2000 J Invest Dermatol 2000 Feb ;114(2):365-370
Laboratoire des Substituts Cutanes, Service de biochimie C, Hopital E. Herriot, Lyon, France

Keratinocytes influence the maturation and organization of the elastin network in a skin equivalent

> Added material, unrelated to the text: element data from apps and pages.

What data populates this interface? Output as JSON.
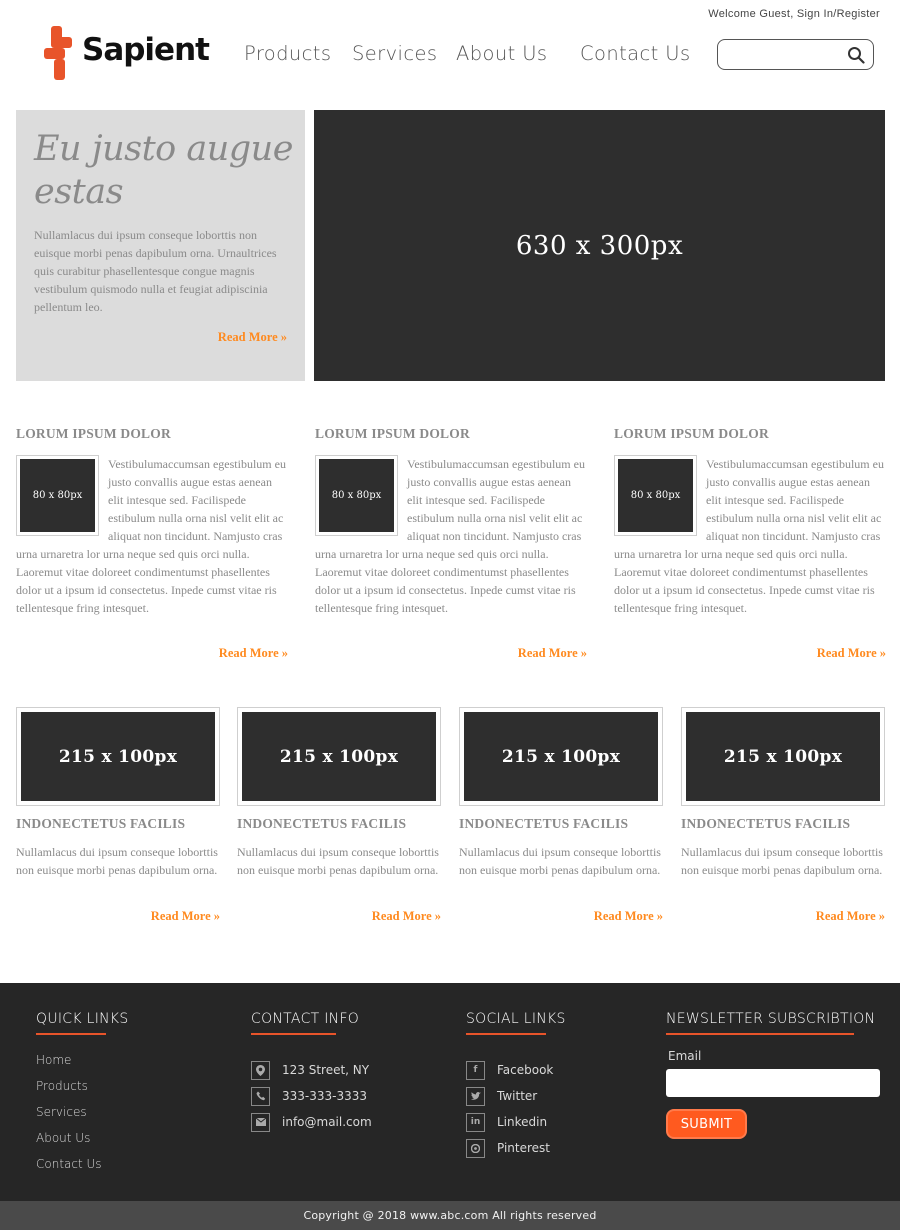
{
  "header": {
    "welcome": "Welcome Guest, Sign In/Register",
    "logo_text": "Sapient",
    "nav": [
      "Products",
      "Services",
      "About Us",
      "Contact Us"
    ],
    "search_placeholder": ""
  },
  "hero": {
    "title": "Eu justo augue estas",
    "text": "Nullamlacus dui ipsum conseque loborttis non euisque morbi penas dapibulum orna. Urnaultrices quis curabitur phasellentesque congue magnis vestibulum quismodo nulla et feugiat adipiscinia pellentum leo.",
    "read_more": "Read More »",
    "image_label": "630 x 300px"
  },
  "articles": [
    {
      "title": "LORUM IPSUM DOLOR",
      "thumb": "80 x 80px",
      "text": "Vestibulumaccumsan egestibulum eu justo convallis augue estas aenean elit intesque sed. Facilispede estibulum nulla orna nisl velit elit ac aliquat non tincidunt. Namjusto cras urna urnaretra lor urna neque sed quis orci nulla. Laoremut vitae doloreet condimentumst phasellentes dolor ut a ipsum id consectetus. Inpede cumst vitae ris tellentesque fring intesquet.",
      "read_more": "Read More »"
    },
    {
      "title": "LORUM IPSUM DOLOR",
      "thumb": "80 x 80px",
      "text": "Vestibulumaccumsan egestibulum eu justo convallis augue estas aenean elit intesque sed. Facilispede estibulum nulla orna nisl velit elit ac aliquat non tincidunt. Namjusto cras urna urnaretra lor urna neque sed quis orci nulla. Laoremut vitae doloreet condimentumst phasellentes dolor ut a ipsum id consectetus. Inpede cumst vitae ris tellentesque fring intesquet.",
      "read_more": "Read More »"
    },
    {
      "title": "LORUM IPSUM DOLOR",
      "thumb": "80 x 80px",
      "text": "Vestibulumaccumsan egestibulum eu justo convallis augue estas aenean elit intesque sed. Facilispede estibulum nulla orna nisl velit elit ac aliquat non tincidunt. Namjusto cras urna urnaretra lor urna neque sed quis orci nulla. Laoremut vitae doloreet condimentumst phasellentes dolor ut a ipsum id consectetus. Inpede cumst vitae ris tellentesque fring intesquet.",
      "read_more": "Read More »"
    }
  ],
  "cards": [
    {
      "image": "215 x 100px",
      "title": "INDONECTETUS FACILIS",
      "text": "Nullamlacus dui ipsum conseque loborttis non euisque morbi penas dapibulum orna.",
      "read_more": "Read More »"
    },
    {
      "image": "215 x 100px",
      "title": "INDONECTETUS FACILIS",
      "text": "Nullamlacus dui ipsum conseque loborttis non euisque morbi penas dapibulum orna.",
      "read_more": "Read More »"
    },
    {
      "image": "215 x 100px",
      "title": "INDONECTETUS FACILIS",
      "text": "Nullamlacus dui ipsum conseque loborttis non euisque morbi penas dapibulum orna.",
      "read_more": "Read More »"
    },
    {
      "image": "215 x 100px",
      "title": "INDONECTETUS FACILIS",
      "text": "Nullamlacus dui ipsum conseque loborttis non euisque morbi penas dapibulum orna.",
      "read_more": "Read More »"
    }
  ],
  "footer": {
    "quick_links": {
      "heading": "QUICK LINKS",
      "items": [
        "Home",
        "Products",
        "Services",
        "About Us",
        "Contact Us"
      ]
    },
    "contact_info": {
      "heading": "CONTACT INFO",
      "items": [
        {
          "icon": "map-marker-icon",
          "text": "123 Street, NY"
        },
        {
          "icon": "phone-icon",
          "text": "333-333-3333"
        },
        {
          "icon": "envelope-icon",
          "text": "info@mail.com"
        }
      ]
    },
    "social_links": {
      "heading": "SOCIAL LINKS",
      "items": [
        {
          "icon": "facebook-icon",
          "text": "Facebook"
        },
        {
          "icon": "twitter-icon",
          "text": "Twitter"
        },
        {
          "icon": "linkedin-icon",
          "text": "Linkedin"
        },
        {
          "icon": "pinterest-icon",
          "text": "Pinterest"
        }
      ]
    },
    "newsletter": {
      "heading": "NEWSLETTER SUBSCRIBTION",
      "email_label": "Email",
      "submit_label": "SUBMIT"
    },
    "copyright": "Copyright @ 2018 www.abc.com All rights reserved"
  },
  "colors": {
    "accent": "#ff8a1f",
    "brand": "#e8542a",
    "footer_bg": "#262626",
    "copyright_bg": "#4a4a4a",
    "placeholder_bg": "#2e2e2e",
    "hero_box_bg": "#dcdcdc"
  }
}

Elastic fibers form a complex network that contributes to the elasticity of connective tissues. Alterations in the elastic fiber network are involved in several disease affecting organs in which compliance of the connective tissue is essential: skin, main vasculature, lung, joints, muscle, and ligament. The aim of our work was to study the deposition, maturation, and organization of elastic fiber components in a dermal equivalent model consisting of collagen-GAG-chitosan seeded with fibroblasts. The influence of keratinocytes was studied in parallel, thus constituting a skin equivalent model. These models were examined by transmission electron microscopy (TEM) and by immunohistochemistry to determine the staining patterns of fibrillin-1 and elastin proteins representative of the microfibrillar framework and of the elastic fibers, respectively. After 2 mo of fibroblast culture in the dermal equivalent, elastin was undetectable, whereas fibrillin-1 staining was weak and microfibrils were infrequently observed by TEM. In the skin equivalent, fibrillin-1 and elastin were detected by immunostaining 15 d after epidermization and TEM revealed the typical structure and organization of the elastic network in the dermis, with elastin deposition on the microfibrillar scaffold. This in vitro skin equivalent model is to our knowledge the first in which elastic fibers have been detected, thus demonstrating the influence of keratinocytes on the maturation and organization of the elastic network